This week, Georgia designer James Farmer debuts his sixth book, A Place to Call Home, a collection of his work across the South that embodies a sense of regional authenticity. “The inspiration for the book came from years of poring over Southern architecture and design books from greats like Frank McCall and Jimmy Means, and wanting to share homes that have that sense of place but are also real,” says Farmer. “The houses in the book may be old or new, beach or farm, town or country, but all possess an unapologetic sense of Southern hospitality.” Here, Farmer shares the story behind one of his favorite projects, which also graces the book’s cover.

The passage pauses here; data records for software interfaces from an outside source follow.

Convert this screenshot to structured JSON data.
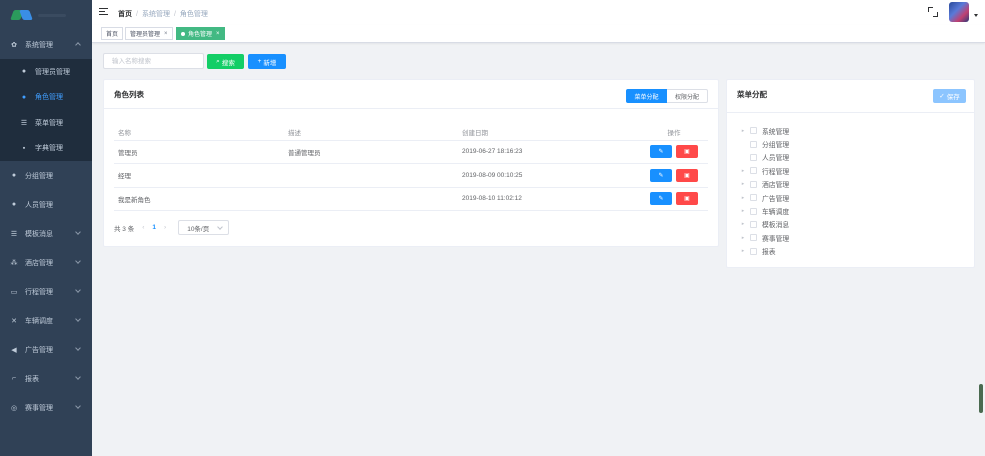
{
  "breadcrumb": [
    "首页",
    "系统管理",
    "角色管理"
  ],
  "sidebar": {
    "items": [
      {
        "label": "系统管理",
        "icon": "gear-icon",
        "open": true,
        "children": [
          {
            "label": "管理员管理",
            "icon": "user-icon",
            "active": false
          },
          {
            "label": "角色管理",
            "icon": "user-icon",
            "active": true
          },
          {
            "label": "菜单管理",
            "icon": "list-icon",
            "active": false
          },
          {
            "label": "字典管理",
            "icon": "book-icon",
            "active": false
          }
        ]
      },
      {
        "label": "分组管理",
        "icon": "user-icon"
      },
      {
        "label": "人员管理",
        "icon": "user-icon"
      },
      {
        "label": "模板消息",
        "icon": "list-icon"
      },
      {
        "label": "酒店管理",
        "icon": "tree-icon"
      },
      {
        "label": "行程管理",
        "icon": "calendar-icon"
      },
      {
        "label": "车辆调度",
        "icon": "tools-icon"
      },
      {
        "label": "广告管理",
        "icon": "megaphone-icon"
      },
      {
        "label": "报表",
        "icon": "chart-icon"
      },
      {
        "label": "赛事管理",
        "icon": "trophy-icon"
      }
    ]
  },
  "tags": [
    {
      "label": "首页",
      "closable": false,
      "active": false
    },
    {
      "label": "管理员管理",
      "closable": true,
      "active": false
    },
    {
      "label": "角色管理",
      "closable": true,
      "active": true
    }
  ],
  "search": {
    "placeholder": "输入名称搜索",
    "search_label": "搜索",
    "add_label": "新增"
  },
  "role_list": {
    "title": "角色列表",
    "toggle": [
      "菜单分配",
      "权限分配"
    ],
    "columns": [
      "名称",
      "描述",
      "创建日期",
      "操作"
    ],
    "rows": [
      {
        "name": "管理员",
        "desc": "普通管理员",
        "date": "2019-06-27 18:16:23"
      },
      {
        "name": "经理",
        "desc": "",
        "date": "2019-08-09 00:10:25"
      },
      {
        "name": "我是新角色",
        "desc": "",
        "date": "2019-08-10 11:02:12"
      }
    ],
    "pager": {
      "total_label": "共 3 条",
      "current": "1",
      "size_label": "10条/页"
    }
  },
  "menu_assign": {
    "title": "菜单分配",
    "save_label": "保存",
    "tree": [
      {
        "label": "系统管理",
        "expandable": true
      },
      {
        "label": "分组管理",
        "expandable": false
      },
      {
        "label": "人员管理",
        "expandable": false
      },
      {
        "label": "行程管理",
        "expandable": true
      },
      {
        "label": "酒店管理",
        "expandable": true
      },
      {
        "label": "广告管理",
        "expandable": true
      },
      {
        "label": "车辆调度",
        "expandable": true
      },
      {
        "label": "模板消息",
        "expandable": true
      },
      {
        "label": "赛事管理",
        "expandable": true
      },
      {
        "label": "报表",
        "expandable": true
      }
    ]
  },
  "colors": {
    "sidebar_bg": "#304156",
    "primary": "#1890ff",
    "success": "#13ce66",
    "danger": "#ff4949",
    "tag_active": "#42b983"
  }
}
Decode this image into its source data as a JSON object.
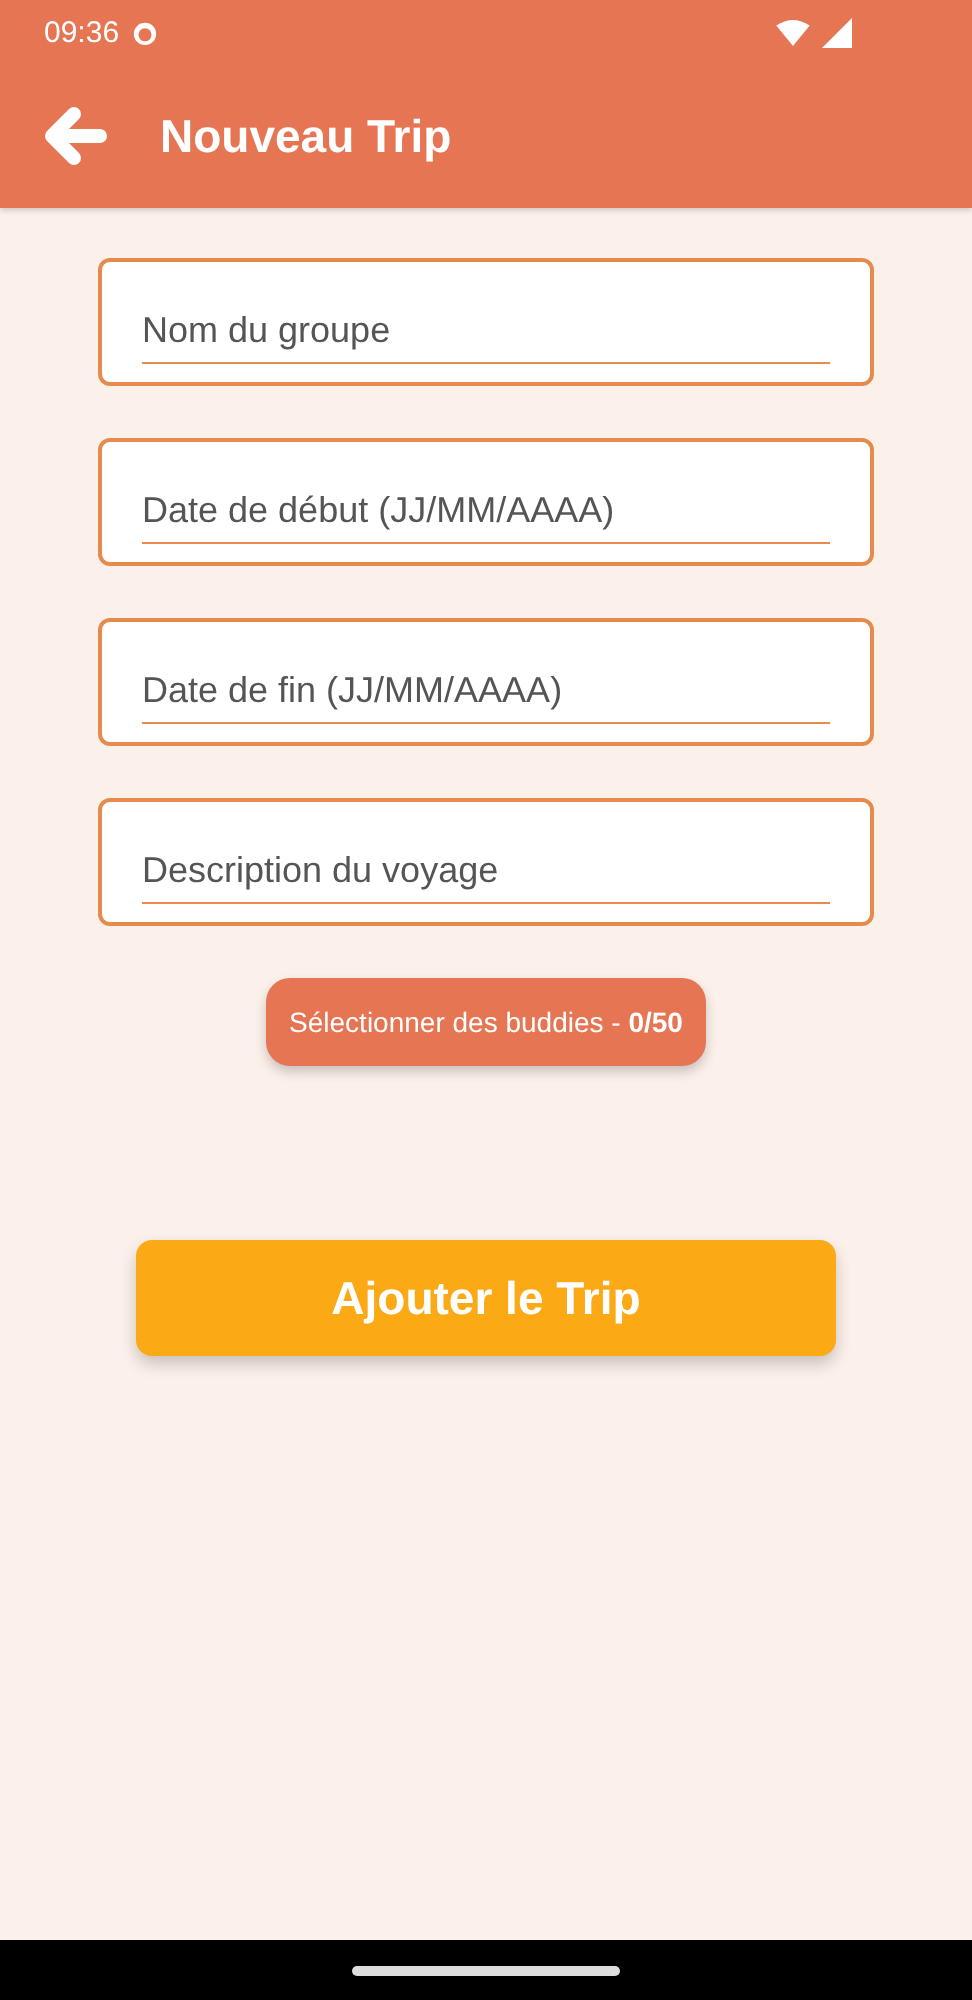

The History: Newnan, Georgia, was one of the few Southern towns spared from the ravages of the Civil War, since many Union officers based field offices there. This house, built in 1850, served as a war hospital.
The Revival: The classic four-over-four, center hall structure was in relatively good shape, having escaped both the war and twentieth-century additions (there was no avocado green linoleum in sight, according to Farmer). The original heart-pine floors and windows were still intact. Farmer and architect Mitch Ginn turned their attention to opening up the space a bit and refreshing the home for modern living, which involved relining nine fireplaces, updating the HVAC and electrical systems, and connecting the detached kitchen structure to the main building.
They also debated whether to repair the existing cedar shake roof. “Many thought that the home wasn’t authentically Southern, since the material is commonly used on homes of the coastal Northeastern United States,” Farmer says. “But we have wonderful cedar trees down South, too, and they’re not just for kindling and closets! This particular allocation takes the grandness of the home down a notch as well, which I adore.”
Our Favorite Part: The well-preserved bones of the house. “Doors, floors, fireplaces, and windows are elements of seasoning and flavor,” Farmer says. “Before the first stick of furniture was brought in, the house felt as if it had woken from a nap refreshed and ready for the next century. The same floors and doors that hosted folks in 1850 were ready to keep going. That’s something that simply can’t be recreated.”